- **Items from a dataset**
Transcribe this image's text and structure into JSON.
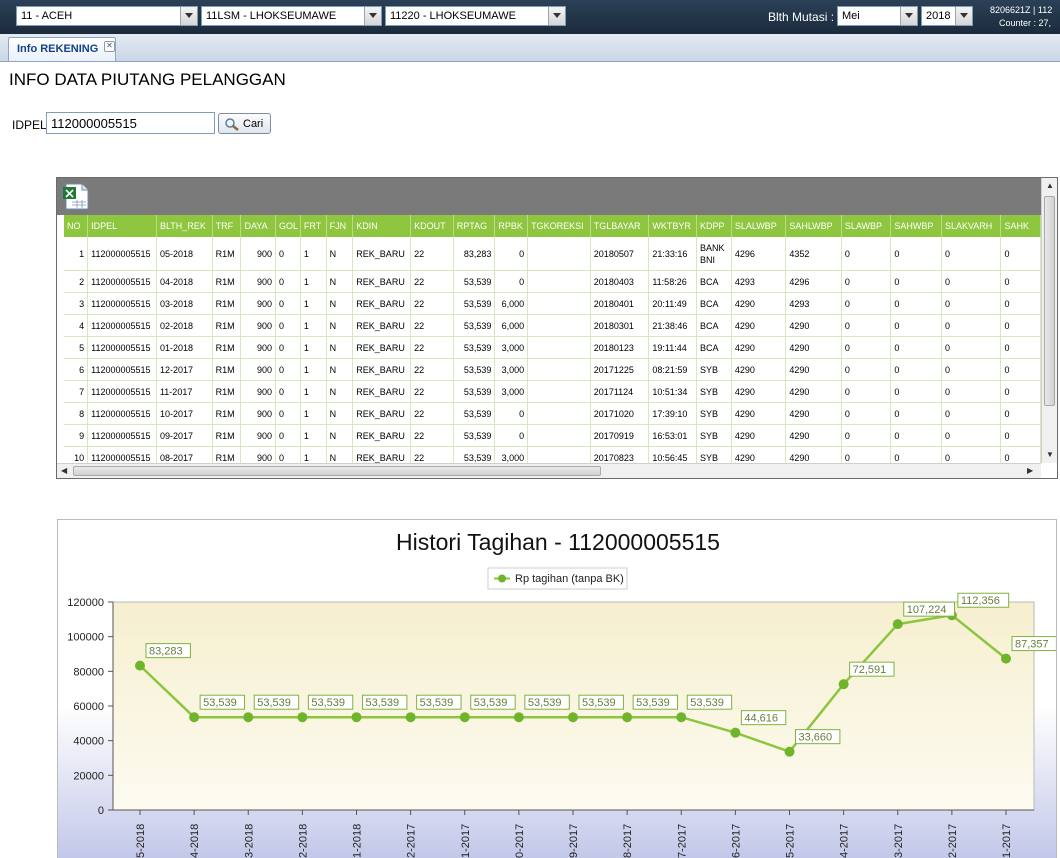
{
  "topbar": {
    "unit_select": "11 - ACEH",
    "area_select": "11LSM - LHOKSEUMAWE",
    "rayon_select": "11220 - LHOKSEUMAWE",
    "blth_label": "Blth Mutasi :",
    "month_select": "Mei",
    "year_select": "2018",
    "user_line1": "8206621Z | 112",
    "user_line2": "Counter : 27,"
  },
  "tabs": [
    {
      "label": "Info REKENING",
      "close": "✕"
    }
  ],
  "page": {
    "title": "INFO DATA PIUTANG PELANGGAN",
    "idpel_label": "IDPEL",
    "idpel_value": "112000005515",
    "search_button": "Cari"
  },
  "grid": {
    "columns": [
      "NO",
      "IDPEL",
      "BLTH_REK",
      "TRF",
      "DAYA",
      "GOL",
      "FRT",
      "FJN",
      "KDIN",
      "KDOUT",
      "RPTAG",
      "RPBK",
      "TGKOREKSI",
      "TGLBAYAR",
      "WKTBYR",
      "KDPP",
      "SLALWBP",
      "SAHLWBP",
      "SLAWBP",
      "SAHWBP",
      "SLAKVARH",
      "SAHK"
    ],
    "rows": [
      [
        "1",
        "112000005515",
        "05-2018",
        "R1M",
        "900",
        "0",
        "1",
        "N",
        "REK_BARU",
        "22",
        "83,283",
        "0",
        "",
        "20180507",
        "21:33:16",
        "BANK BNI",
        "4296",
        "4352",
        "0",
        "0",
        "0",
        "0"
      ],
      [
        "2",
        "112000005515",
        "04-2018",
        "R1M",
        "900",
        "0",
        "1",
        "N",
        "REK_BARU",
        "22",
        "53,539",
        "0",
        "",
        "20180403",
        "11:58:26",
        "BCA",
        "4293",
        "4296",
        "0",
        "0",
        "0",
        "0"
      ],
      [
        "3",
        "112000005515",
        "03-2018",
        "R1M",
        "900",
        "0",
        "1",
        "N",
        "REK_BARU",
        "22",
        "53,539",
        "6,000",
        "",
        "20180401",
        "20:11:49",
        "BCA",
        "4290",
        "4293",
        "0",
        "0",
        "0",
        "0"
      ],
      [
        "4",
        "112000005515",
        "02-2018",
        "R1M",
        "900",
        "0",
        "1",
        "N",
        "REK_BARU",
        "22",
        "53,539",
        "6,000",
        "",
        "20180301",
        "21:38:46",
        "BCA",
        "4290",
        "4290",
        "0",
        "0",
        "0",
        "0"
      ],
      [
        "5",
        "112000005515",
        "01-2018",
        "R1M",
        "900",
        "0",
        "1",
        "N",
        "REK_BARU",
        "22",
        "53,539",
        "3,000",
        "",
        "20180123",
        "19:11:44",
        "BCA",
        "4290",
        "4290",
        "0",
        "0",
        "0",
        "0"
      ],
      [
        "6",
        "112000005515",
        "12-2017",
        "R1M",
        "900",
        "0",
        "1",
        "N",
        "REK_BARU",
        "22",
        "53,539",
        "3,000",
        "",
        "20171225",
        "08:21:59",
        "SYB",
        "4290",
        "4290",
        "0",
        "0",
        "0",
        "0"
      ],
      [
        "7",
        "112000005515",
        "11-2017",
        "R1M",
        "900",
        "0",
        "1",
        "N",
        "REK_BARU",
        "22",
        "53,539",
        "3,000",
        "",
        "20171124",
        "10:51:34",
        "SYB",
        "4290",
        "4290",
        "0",
        "0",
        "0",
        "0"
      ],
      [
        "8",
        "112000005515",
        "10-2017",
        "R1M",
        "900",
        "0",
        "1",
        "N",
        "REK_BARU",
        "22",
        "53,539",
        "0",
        "",
        "20171020",
        "17:39:10",
        "SYB",
        "4290",
        "4290",
        "0",
        "0",
        "0",
        "0"
      ],
      [
        "9",
        "112000005515",
        "09-2017",
        "R1M",
        "900",
        "0",
        "1",
        "N",
        "REK_BARU",
        "22",
        "53,539",
        "0",
        "",
        "20170919",
        "16:53:01",
        "SYB",
        "4290",
        "4290",
        "0",
        "0",
        "0",
        "0"
      ],
      [
        "10",
        "112000005515",
        "08-2017",
        "R1M",
        "900",
        "0",
        "1",
        "N",
        "REK_BARU",
        "22",
        "53,539",
        "3,000",
        "",
        "20170823",
        "10:56:45",
        "SYB",
        "4290",
        "4290",
        "0",
        "0",
        "0",
        "0"
      ]
    ]
  },
  "colors": {
    "accent": "#8ec63f",
    "line": "#8cc63f",
    "point": "#6fb52c"
  },
  "chart_data": {
    "type": "line",
    "title": "Histori Tagihan - 112000005515",
    "legend": "top-center",
    "grid": false,
    "xlabel": "",
    "ylabel": "",
    "ylim": [
      0,
      120000
    ],
    "yticks": [
      "0",
      "20000",
      "40000",
      "60000",
      "80000",
      "100000",
      "120000"
    ],
    "x": [
      "5-2018",
      "4-2018",
      "3-2018",
      "2-2018",
      "1-2018",
      "2-2017",
      "1-2017",
      "0-2017",
      "9-2017",
      "8-2017",
      "7-2017",
      "6-2017",
      "5-2017",
      "4-2017",
      "3-2017",
      "2-2017",
      "1-2017"
    ],
    "series": [
      {
        "name": "Rp tagihan (tanpa BK)",
        "values": [
          83283,
          53539,
          53539,
          53539,
          53539,
          53539,
          53539,
          53539,
          53539,
          53539,
          53539,
          44616,
          33660,
          72591,
          107224,
          112356,
          87357
        ],
        "labels": [
          "83,283",
          "53,539",
          "53,539",
          "53,539",
          "53,539",
          "53,539",
          "53,539",
          "53,539",
          "53,539",
          "53,539",
          "53,539",
          "44,616",
          "33,660",
          "72,591",
          "107,224",
          "112,356",
          "87,357"
        ]
      }
    ]
  }
}
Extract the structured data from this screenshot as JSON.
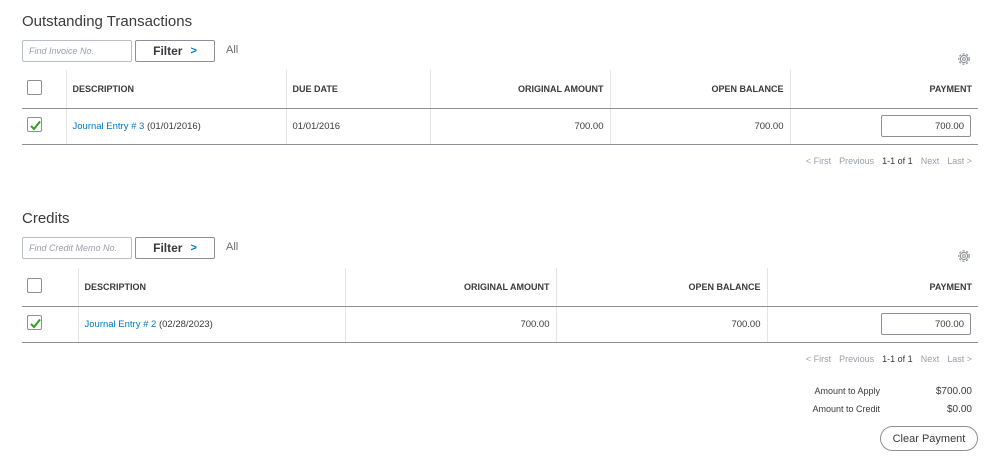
{
  "outstanding": {
    "title": "Outstanding Transactions",
    "search_placeholder": "Find Invoice No.",
    "filter_label": "Filter",
    "all_label": "All",
    "columns": [
      "DESCRIPTION",
      "DUE DATE",
      "ORIGINAL AMOUNT",
      "OPEN BALANCE",
      "PAYMENT"
    ],
    "rows": [
      {
        "checked": true,
        "description_link": "Journal Entry # 3",
        "description_date": " (01/01/2016)",
        "due_date": "01/01/2016",
        "original_amount": "700.00",
        "open_balance": "700.00",
        "payment": "700.00"
      }
    ],
    "pager": {
      "first": "< First",
      "previous": "Previous",
      "range": "1-1 of 1",
      "next": "Next",
      "last": "Last >"
    }
  },
  "credits": {
    "title": "Credits",
    "search_placeholder": "Find Credit Memo No.",
    "filter_label": "Filter",
    "all_label": "All",
    "columns": [
      "DESCRIPTION",
      "ORIGINAL AMOUNT",
      "OPEN BALANCE",
      "PAYMENT"
    ],
    "rows": [
      {
        "checked": true,
        "description_link": "Journal Entry # 2",
        "description_date": " (02/28/2023)",
        "original_amount": "700.00",
        "open_balance": "700.00",
        "payment": "700.00"
      }
    ],
    "pager": {
      "first": "< First",
      "previous": "Previous",
      "range": "1-1 of 1",
      "next": "Next",
      "last": "Last >"
    }
  },
  "summary": {
    "amount_to_apply_label": "Amount to Apply",
    "amount_to_apply": "$700.00",
    "amount_to_credit_label": "Amount to Credit",
    "amount_to_credit": "$0.00"
  },
  "clear_payment_label": "Clear Payment",
  "icons": {
    "settings": "gear-icon",
    "filter_chevron": "chevron-right-icon",
    "checkbox_mark": "checkmark-icon"
  },
  "colors": {
    "accent": "#0077c5",
    "check": "#2ca01c",
    "text": "#393a3d",
    "muted": "#9a9ea6",
    "border": "#8d9096"
  }
}
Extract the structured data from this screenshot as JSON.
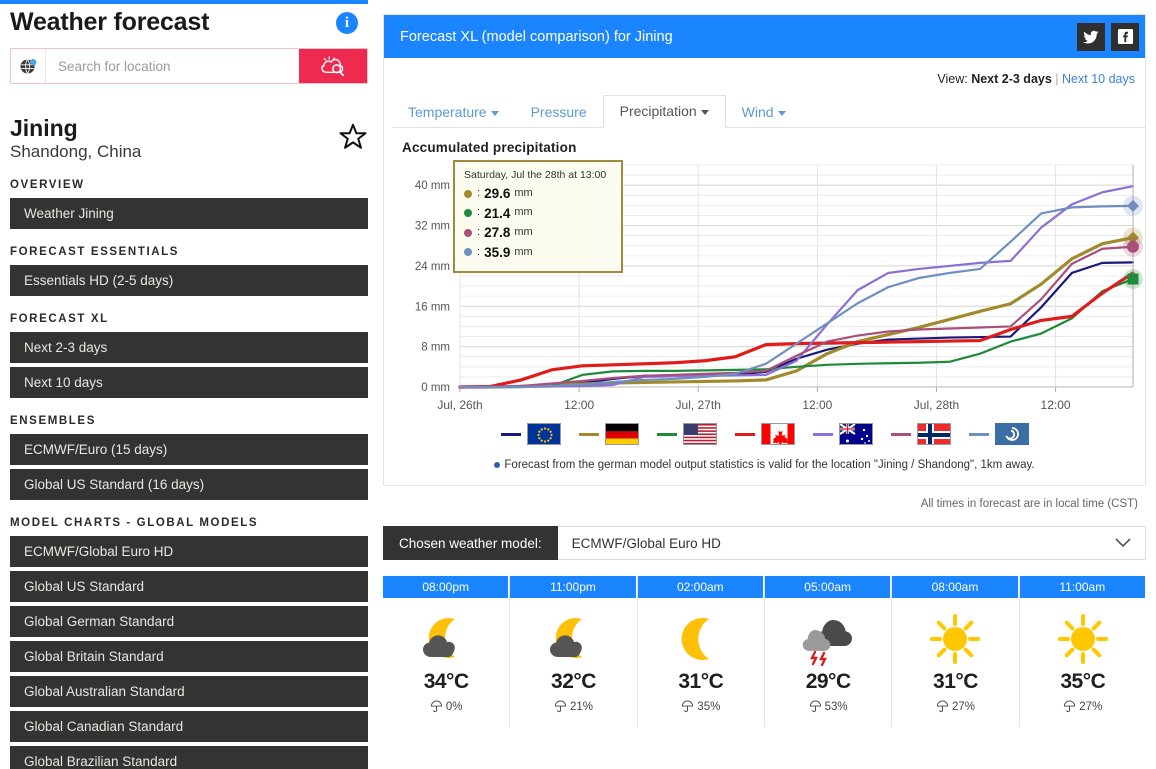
{
  "sidebar": {
    "title": "Weather forecast",
    "info_icon": "info-icon",
    "search": {
      "placeholder": "Search for location",
      "value": ""
    },
    "city": {
      "name": "Jining",
      "region": "Shandong, China"
    },
    "sections": [
      {
        "heading": "OVERVIEW",
        "items": [
          "Weather Jining"
        ]
      },
      {
        "heading": "FORECAST ESSENTIALS",
        "items": [
          "Essentials HD  (2-5 days)"
        ]
      },
      {
        "heading": "FORECAST XL",
        "items": [
          "Next 2-3 days",
          "Next 10 days"
        ]
      },
      {
        "heading": "ENSEMBLES",
        "items": [
          "ECMWF/Euro  (15 days)",
          "Global US Standard  (16 days)"
        ]
      },
      {
        "heading": "MODEL CHARTS - GLOBAL MODELS",
        "items": [
          "ECMWF/Global Euro HD",
          "Global US Standard",
          "Global German Standard",
          "Global Britain Standard",
          "Global Australian Standard",
          "Global Canadian Standard",
          "Global Brazilian Standard"
        ]
      }
    ]
  },
  "card": {
    "header_title": "Forecast XL  (model comparison) for Jining",
    "social": [
      {
        "name": "twitter-icon",
        "label": "Twitter"
      },
      {
        "name": "facebook-icon",
        "label": "Facebook"
      }
    ],
    "view": {
      "label": "View:",
      "current": "Next 2-3 days",
      "separator": "|",
      "alt": "Next 10 days"
    },
    "tabs": [
      {
        "label": "Temperature",
        "active": false,
        "has_caret": true
      },
      {
        "label": "Pressure",
        "active": false,
        "has_caret": false
      },
      {
        "label": "Precipitation",
        "active": true,
        "has_caret": true
      },
      {
        "label": "Wind",
        "active": false,
        "has_caret": true
      }
    ],
    "footnote": "Forecast from the german model output statistics is valid for the location \"Jining / Shandong\", 1km away.",
    "times_note": "All times in forecast are in local time  (CST)"
  },
  "chart_data": {
    "type": "line",
    "title": "Accumulated precipitation",
    "xlabel": "",
    "ylabel": "mm",
    "ylim": [
      0,
      44
    ],
    "yticks": [
      0,
      8,
      16,
      24,
      32,
      40
    ],
    "ytick_labels": [
      "0 mm",
      "8 mm",
      "16 mm",
      "24 mm",
      "32 mm",
      "40 mm"
    ],
    "xtick_labels": [
      "Jul, 26th",
      "12:00",
      "Jul, 27th",
      "12:00",
      "Jul, 28th",
      "12:00"
    ],
    "grid": true,
    "legend_position": "below",
    "x": [
      0,
      3,
      6,
      9,
      12,
      15,
      18,
      21,
      24,
      27,
      30,
      33,
      36,
      39,
      42,
      45,
      48,
      51,
      54,
      57,
      60,
      63,
      66
    ],
    "series": [
      {
        "name": "ECMWF/Euro",
        "flag": "eu",
        "color": "#1a1a7a",
        "values": [
          0,
          0,
          0.2,
          0.5,
          0.8,
          1.6,
          2.2,
          2.3,
          2.4,
          2.5,
          3.0,
          5.6,
          7.4,
          8.6,
          9.4,
          9.6,
          9.8,
          9.9,
          10.0,
          15.8,
          22.6,
          24.6,
          24.7
        ]
      },
      {
        "name": "Global German Standard",
        "flag": "de",
        "color": "#a08a2c",
        "values": [
          0,
          0,
          0.1,
          0.3,
          0.6,
          0.8,
          0.9,
          1.0,
          1.1,
          1.2,
          1.4,
          3.2,
          6.6,
          9.0,
          10.4,
          11.8,
          13.4,
          15.0,
          16.5,
          20.4,
          25.4,
          28.4,
          29.6
        ]
      },
      {
        "name": "Global US Standard",
        "flag": "us",
        "color": "#1f8a3a",
        "values": [
          0,
          0,
          0.1,
          0.2,
          2.4,
          3.1,
          3.2,
          3.2,
          3.3,
          3.4,
          3.5,
          4.0,
          4.4,
          4.6,
          4.7,
          4.8,
          5.0,
          6.6,
          9.0,
          10.6,
          13.6,
          19.0,
          21.4
        ]
      },
      {
        "name": "Global Canadian Standard",
        "flag": "ca",
        "color": "#e01b1b",
        "values": [
          0,
          0.1,
          1.4,
          3.4,
          4.2,
          4.4,
          4.6,
          4.8,
          5.2,
          6.0,
          8.4,
          8.6,
          8.7,
          8.8,
          8.9,
          9.0,
          9.1,
          9.2,
          11.4,
          13.2,
          14.0,
          18.6,
          22.6
        ]
      },
      {
        "name": "Global Australian Standard",
        "flag": "au",
        "color": "#8a6fd4",
        "values": [
          0,
          0,
          0,
          0.1,
          0.2,
          0.4,
          2.0,
          2.1,
          2.2,
          2.3,
          2.4,
          5.2,
          12.4,
          19.2,
          22.6,
          23.4,
          24.0,
          24.6,
          25.0,
          31.6,
          36.2,
          38.6,
          39.8
        ]
      },
      {
        "name": "Global Norwegian Standard",
        "flag": "no",
        "color": "#a8507a",
        "values": [
          0,
          0,
          0.2,
          0.7,
          1.2,
          1.8,
          2.2,
          2.4,
          2.6,
          2.8,
          3.2,
          6.2,
          9.0,
          10.2,
          11.0,
          11.4,
          11.6,
          11.8,
          12.0,
          17.4,
          24.4,
          27.4,
          27.8
        ]
      },
      {
        "name": "MOS",
        "flag": "mos",
        "color": "#6f8fc0",
        "values": [
          0,
          0,
          0,
          0.2,
          0.5,
          1.0,
          1.4,
          1.6,
          2.0,
          2.6,
          4.6,
          8.6,
          12.6,
          16.6,
          19.8,
          21.6,
          22.6,
          23.4,
          28.8,
          34.4,
          35.6,
          35.8,
          35.9
        ]
      }
    ],
    "cursor": {
      "x_index": 22,
      "label": "12:00 Jul 28th"
    },
    "tooltip": {
      "header": "Saturday, Jul the 28th at 13:00",
      "rows": [
        {
          "color": "#a08a2c",
          "value": "29.6",
          "unit": "mm"
        },
        {
          "color": "#1f8a3a",
          "value": "21.4",
          "unit": "mm"
        },
        {
          "color": "#a8507a",
          "value": "27.8",
          "unit": "mm"
        },
        {
          "color": "#6f8fc0",
          "value": "35.9",
          "unit": "mm"
        }
      ]
    },
    "legend": [
      {
        "flag": "eu",
        "color": "#1a1a7a"
      },
      {
        "flag": "de",
        "color": "#a08a2c"
      },
      {
        "flag": "us",
        "color": "#1f8a3a"
      },
      {
        "flag": "ca",
        "color": "#e01b1b"
      },
      {
        "flag": "au",
        "color": "#8a6fd4"
      },
      {
        "flag": "no",
        "color": "#a8507a"
      },
      {
        "flag": "mos",
        "color": "#6f8fc0"
      }
    ]
  },
  "model_selector": {
    "label": "Chosen weather model:",
    "value": "ECMWF/Global Euro HD"
  },
  "hours": [
    {
      "time": "08:00pm",
      "icon": "moon-cloud-icon",
      "temp": "34°C",
      "rain": "0%"
    },
    {
      "time": "11:00pm",
      "icon": "moon-cloud-icon",
      "temp": "32°C",
      "rain": "21%"
    },
    {
      "time": "02:00am",
      "icon": "moon-icon",
      "temp": "31°C",
      "rain": "35%"
    },
    {
      "time": "05:00am",
      "icon": "thunderstorm-icon",
      "temp": "29°C",
      "rain": "53%"
    },
    {
      "time": "08:00am",
      "icon": "sun-icon",
      "temp": "31°C",
      "rain": "27%"
    },
    {
      "time": "11:00am",
      "icon": "sun-icon",
      "temp": "35°C",
      "rain": "27%"
    }
  ],
  "colors": {
    "accent_blue": "#1a85ff",
    "accent_red": "#ee2a4e",
    "dark": "#333333"
  }
}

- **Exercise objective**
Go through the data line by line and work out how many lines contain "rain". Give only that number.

- **Answer space**
6